Just before 6 p.m., the state moved into an Energy Emergency Alert 3, calling for maximum conservation efforts while warning that blackouts could be imminent absent reduced demand.

To drive home the demand, alerts were sent to cellphones across the state urging people to “conserve energy now to protect public health and safety,” and warning that “power interruptions may occur unless you take action.”

“As the state faces the hottest day in this prolonged, record-breaking heat wave, grid conditions are expected to worsen,” according to the power-grid manager. “If needed, ISO could order utilities to begin rotating power outages to maintain stability of the electric grid. If that occurs, consumers should expect communications—either phone, text or email—from their utilities notifying them of outage areas and likely durations.”

Officials ended Energy Emergency Alert 3 at 8 p.m., declaring “consumer conservation played a big part in protecting electric grid reliability.”

If energy reserves were exhausted, the ISO would have instructed utilities to manage rolling blackouts.
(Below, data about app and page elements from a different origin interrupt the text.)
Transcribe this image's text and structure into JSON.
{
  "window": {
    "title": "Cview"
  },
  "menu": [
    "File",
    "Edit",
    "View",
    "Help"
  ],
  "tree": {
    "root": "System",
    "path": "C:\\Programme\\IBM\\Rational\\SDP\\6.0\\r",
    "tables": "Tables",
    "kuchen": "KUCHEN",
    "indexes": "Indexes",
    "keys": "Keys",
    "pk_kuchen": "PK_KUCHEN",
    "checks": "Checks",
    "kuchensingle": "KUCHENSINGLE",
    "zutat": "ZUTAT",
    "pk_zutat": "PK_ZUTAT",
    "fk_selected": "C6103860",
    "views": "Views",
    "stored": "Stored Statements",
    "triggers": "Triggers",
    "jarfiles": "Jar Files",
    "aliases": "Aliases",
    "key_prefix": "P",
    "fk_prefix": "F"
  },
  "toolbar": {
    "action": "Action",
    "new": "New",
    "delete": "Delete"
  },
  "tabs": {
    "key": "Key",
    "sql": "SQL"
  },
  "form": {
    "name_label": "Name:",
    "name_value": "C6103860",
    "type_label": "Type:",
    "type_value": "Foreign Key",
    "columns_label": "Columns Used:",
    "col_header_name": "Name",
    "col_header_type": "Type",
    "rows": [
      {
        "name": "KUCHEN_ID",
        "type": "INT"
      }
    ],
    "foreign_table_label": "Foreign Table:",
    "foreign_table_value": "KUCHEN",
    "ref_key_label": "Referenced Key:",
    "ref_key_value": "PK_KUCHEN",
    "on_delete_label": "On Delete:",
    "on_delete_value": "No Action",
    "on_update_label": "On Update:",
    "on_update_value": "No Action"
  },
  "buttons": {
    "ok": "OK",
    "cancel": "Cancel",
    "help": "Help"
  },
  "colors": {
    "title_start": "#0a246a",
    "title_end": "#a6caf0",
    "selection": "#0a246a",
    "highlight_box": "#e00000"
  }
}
Utilities make the determination of how best to spread and rotate the outages across their service territory, with the goal of keeping them as short as possible.

By late Tuesday afternoon, electricity demand reached 52,061 megawatts, breaking the record of 50,270 MW set in 2006, according to the ISO.

Wednesday’s load is forecast at 49,868 MW.

Consumer and commercial demand response, including Flex Alerts, has been helping to extend tight resources over the past week, with a load reduction of around 1,000 MW for each of the past several days.

Southern California has seen temperatures soar above 100 degrees everyday since Wednesday of last week, with little relief in sight until this weekend.

Overnight lows are not offering much relief either, staying in the 70s and even in the low 80s in some of the hotter areas.

Record minimum temperatures were set throughout Southern California on Tuesday night. In Santa Ana, the low of 74 tied a record set in 2020. In San Diego, the low of 73 tied a record set in 1995.

Excessive heat warnings are in effect through 8 p.m. Friday for Los Angeles County beaches, the inland coastal area including downtown Los Angeles, the Santa Monica Mountains and the San Gabriel, San Fernando and Santa Clarita valleys. The warnings are in place until 8 p.m. Thursday in the Los Angeles County mountains and Antelope Valley.

The excessive heat warning was extended until at least 8 p.m. Friday for Orange County coastal and inland areas, including valleys in San Bernardino and Riverside, and the Santa Ana mountains and foothills.

“A prolonged period of very hot conditions with minimal coastal clouds is expected through much of this week as high pressure aloft remains anchored over the West,” according to the National Weather Service. “Triple-digit heat will be common for many valley and mountain locations with a very high risk of heat illness.

“Drink plenty of fluids, stay in an air-conditioned room, stay out of the sun, and check up on relatives and neighbors,” the NWS urged. “Young children and pets should never be left unattended in vehicles under any circumstances.”

Forecasters also urged residents to be aware of the signs of heatstroke and to take precautions.

Long Beach will keep open several cooling centers through at least Friday. City officials also scaled back hours of its COVID-19 testing site at Veterans Stadium on Thursday and Friday. The site will not be open for afternoon appointments, but will remain open 9:30 a.m. to 1 p.m. only.

A cool-down is expected by Saturday, including “a chance of showers and thunderstorms for all areas.”